Take Jeremy Clarkson. This most welcome guest at any Cotswold country supper table came to our attention a while ago as a health and safety champion, after damage to property abutting his Isle of Man home. "Whoever ripped up the fence posts and gate protecting the cliff edge," ran a top-level communiqué jointly issued with his wife, "clearly had no thought for the safety of others." Who could pick a fight with that? Yet put this same altruistic sweety-pie in a Bugatti, and he will later brag about having driven across Europe at 240mph.
I write with no sense of moral superiority. That my licence is currently clean, after years of being filthied by mounted motorway Lord Lichfields and yellow A-road Mario Testini (and that is the correct plural), is a miracle. Recently on the A303 in Wiltshire, "County Of Unmarked Police Cars", a BMW overtook, and in its rear window the words "Follow Me" began to flash. We middle-aged schlumps being easily flattered by attention, I did as bidden by what I guessed would prove a willowy Teutonic blonde, forgetting that these days British coppers drive foreign cars. The ensuing Socratic dialogue centred on the shaming fact that his radar gun had zapped me at 97mph. The saintliest officer in Christendom, he accepted that I was desperate to get away from the lunatic in a VW Golf who had been zig-zagging homicidally across the lanes, perhaps because it was the truth. "I'm giving you a break," he said, "but whatever the provocation you're too old to be driving like that. Next time, slow down and let him go, eh?"

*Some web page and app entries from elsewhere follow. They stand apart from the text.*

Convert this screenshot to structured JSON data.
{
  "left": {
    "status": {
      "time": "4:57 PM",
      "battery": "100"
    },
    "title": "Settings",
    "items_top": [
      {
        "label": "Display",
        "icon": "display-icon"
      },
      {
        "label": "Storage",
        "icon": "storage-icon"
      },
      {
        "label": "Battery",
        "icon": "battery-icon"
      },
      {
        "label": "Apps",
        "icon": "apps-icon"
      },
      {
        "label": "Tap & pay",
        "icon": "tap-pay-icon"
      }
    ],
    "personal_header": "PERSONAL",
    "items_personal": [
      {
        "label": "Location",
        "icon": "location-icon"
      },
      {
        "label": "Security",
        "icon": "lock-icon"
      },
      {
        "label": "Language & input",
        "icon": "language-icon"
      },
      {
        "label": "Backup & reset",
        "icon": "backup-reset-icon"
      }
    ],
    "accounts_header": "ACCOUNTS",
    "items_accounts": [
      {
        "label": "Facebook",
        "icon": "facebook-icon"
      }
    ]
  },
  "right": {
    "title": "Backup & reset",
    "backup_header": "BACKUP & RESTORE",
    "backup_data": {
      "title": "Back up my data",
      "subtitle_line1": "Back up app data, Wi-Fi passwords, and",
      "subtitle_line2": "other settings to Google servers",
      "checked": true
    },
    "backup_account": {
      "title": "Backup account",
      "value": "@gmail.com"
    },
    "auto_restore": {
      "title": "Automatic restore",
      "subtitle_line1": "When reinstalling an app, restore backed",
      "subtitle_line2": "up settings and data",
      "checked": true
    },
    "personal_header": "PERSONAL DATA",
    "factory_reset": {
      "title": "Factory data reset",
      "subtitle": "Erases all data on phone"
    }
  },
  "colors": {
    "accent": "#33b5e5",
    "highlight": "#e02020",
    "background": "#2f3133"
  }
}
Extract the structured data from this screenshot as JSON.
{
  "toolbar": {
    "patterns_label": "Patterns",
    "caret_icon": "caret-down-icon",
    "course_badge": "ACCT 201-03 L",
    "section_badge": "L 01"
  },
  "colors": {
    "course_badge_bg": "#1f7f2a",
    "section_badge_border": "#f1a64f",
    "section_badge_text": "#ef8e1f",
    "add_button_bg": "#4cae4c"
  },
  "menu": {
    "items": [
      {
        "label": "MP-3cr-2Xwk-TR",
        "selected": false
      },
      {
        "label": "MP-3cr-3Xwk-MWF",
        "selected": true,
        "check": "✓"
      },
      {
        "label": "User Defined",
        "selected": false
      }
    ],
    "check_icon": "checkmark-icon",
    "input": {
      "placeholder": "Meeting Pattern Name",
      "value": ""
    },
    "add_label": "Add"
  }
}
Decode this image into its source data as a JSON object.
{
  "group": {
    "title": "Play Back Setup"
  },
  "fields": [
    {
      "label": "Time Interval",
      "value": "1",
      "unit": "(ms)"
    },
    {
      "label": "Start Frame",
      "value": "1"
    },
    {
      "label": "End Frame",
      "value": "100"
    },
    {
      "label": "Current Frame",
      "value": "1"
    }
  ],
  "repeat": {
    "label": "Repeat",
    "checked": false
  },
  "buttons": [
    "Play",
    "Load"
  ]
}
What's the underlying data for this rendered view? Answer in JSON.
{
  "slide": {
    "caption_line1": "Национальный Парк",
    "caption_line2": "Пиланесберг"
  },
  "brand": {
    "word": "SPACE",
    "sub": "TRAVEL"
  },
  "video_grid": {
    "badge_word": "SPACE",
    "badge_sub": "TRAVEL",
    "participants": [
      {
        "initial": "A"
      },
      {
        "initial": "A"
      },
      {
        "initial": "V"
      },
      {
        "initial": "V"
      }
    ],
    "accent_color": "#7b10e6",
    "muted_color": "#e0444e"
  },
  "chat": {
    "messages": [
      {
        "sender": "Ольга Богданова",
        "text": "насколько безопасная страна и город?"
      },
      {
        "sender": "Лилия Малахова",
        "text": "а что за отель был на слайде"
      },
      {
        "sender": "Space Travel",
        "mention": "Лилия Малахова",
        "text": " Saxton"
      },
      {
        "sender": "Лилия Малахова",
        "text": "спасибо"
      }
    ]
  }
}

There has been a dramatic behavioural improvement since, though whether it will endure is another matter. Something strange and terrible happens in the male brain when presented with a steering wheel… some psychochemical reaction so primal and animalistic that it trumps not just any sense painstakingly acquired over the decades, but the instinct for self-preservation. It is as if some atavistic echo from the jungle reverses all the millennia of evolution. "It doesn't matter that I have three small children in the back I'm putting at risk," confesses a colleague, "if some lane-hopping scumbag undertakes me, I'm going to speed right up to the next car in my lane to stop him nipping in."
This is a familiar reaction. The moment another car draws level on an inside lane, a line must be drawn in the Tarmac that he shall not pass. But why? Could it be less important? And what is it about the estimated time of arrival on a satnav that strikes one as less a prediction than a challenge to the machismo, as if cleaving a few minutes off the ETA is a matter of life and death (though this may become a self-fulfilling misconception)?
Those arguing with all that on the basis that almost a ton on a dual carriageway is rather different from 35mph in a built-up area are right, of course, and they are wrong. Some cameras may be a fund-raising racket, but the statistics on the sharply diminished survival chances of a pedestrian hit at that speed compared with 30mph brook no debate.
Besides, the law of the land is hardly something from which one can pick and choose according to taste. No doubt all the casino bankers reading this in jug believe they deserved impunity from criminal prosec… Ah, not a great example, perhaps, but the general point stands. Either you accept that a crime is a crime, or you do not. Once you confuse breaking a law you dislike with a noble act of civil disobedience, and confuse duncery of the kind confessed above with being the Rosa Parks of the A303, the moral authority to demand the banging-up of foolish adolescents who thieve Evian bottles during riots glugs down the plughole.
Half a century ago, people saw drink-driving laws as an affront to personal freedom, and later the same civil liberty argument was advanced against mandatory seat belts. Attitudes develop over time. Yet the male conjugation of the verb "to speed" as "I drive very fast because I have brilliant reflexes / You drive too quickly, for your capabilities / He is a reckless madman who is going to kill us all" seems likely to endure. Men like me, as the better half of the motoring gender divide rightly keep reminding us, are immature beasts, and will never truly appreciate that the only fitting cliché in this context is not that the law is an ass, but that the camera never lies.